The division into North and South Dakota came about through the sale of the then largely uninhabited territory. Finally, it was decided to found two states.

North Dakota was admitted to the United States on November 2, 1889. However, the two Dakotas competed with each other and fought over who would be admitted first.

In the end, they decided on a very pragmatic solution : North Dakota is in the alphabet before South Dakota and was therefore first included as the 39th state, South Dakota as the 40th state.

The economy

Agriculture is an important industry. Natural gas and oil production is becoming increasingly important in the raw materials sector. Larger construction projects were carried out in the 1950s. This created the air force bases at Grand Forks and Minot. 150 nuclear intercontinental ballistic missiles are stationed in the north.

North Dakota residents have traditionally been largely conservative, leading to regular Republican election successes closely linked to agriculture. There are various funding programs in this area. However, there is an increasing tendency towards an open attitude towards democratic candidates, even though the Republicans have won the election here continuously since 1948.

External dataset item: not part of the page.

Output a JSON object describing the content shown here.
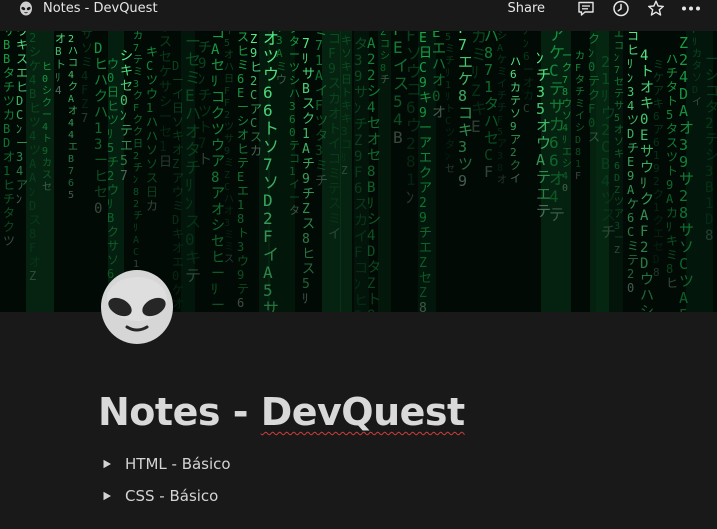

As North Dakota is located in the interior of the USA and far away from large water masses with a moderating influence, the climate is continental. Although far north, the summers are mostly dry and hot. The winters are correspondingly cold.

Heavy thunderstorms are expected on 20 to 40 days, tornadoes are not uncommon. North Dakota lies between the cold air masses from the polar regions and the warm air masses that come from the Gulf of Mexico.

This mixture often ensures strong wind conditions. Arctic and tropical systems meet directly and thus ensure unstable weather conditions. These conditions stabilize in winter, but snowstorms can occur more frequently in late winter and spring.


With 672,591 residents, North Dakota is still relatively sparsely populated. The number of residents has not increased significantly since 1920, because 646,872 people lived here at that time. In several years after this time there was even negative growth of up to 5.7 percent.

North Dakota experienced the greatest population growth in the period shortly before joining the United States. In 1880, this region was able to enjoy a population growth of more than 1,000 percent. This positive trend continued until 1910, the values ​​ranged between 417 and 80.8 percent.

Well-educated people with a university degree, but also simple workers, mostly left this state because there were better opportunities to earn money elsewhere. State subsidy programs in the high-tech area have not become established.

As natural gas and oil production becomes increasingly important, North Dakota has seen increased population growth. This state is characterized by its many different cultures.

Russian Germans, along with Americans, make up the majority of the population. Americans with Scandinavian and German roots also feel at home here. Indian culture is not only present in the state name, but also in the country itself, because there are numerous large Indian communities.

The indigenous people are therefore not only pushed back to the margins of society. Only Wyoming and Vermont have fewer residents than North Dakota, which ranks 48th out of 50.

Medical Schools in North Dakota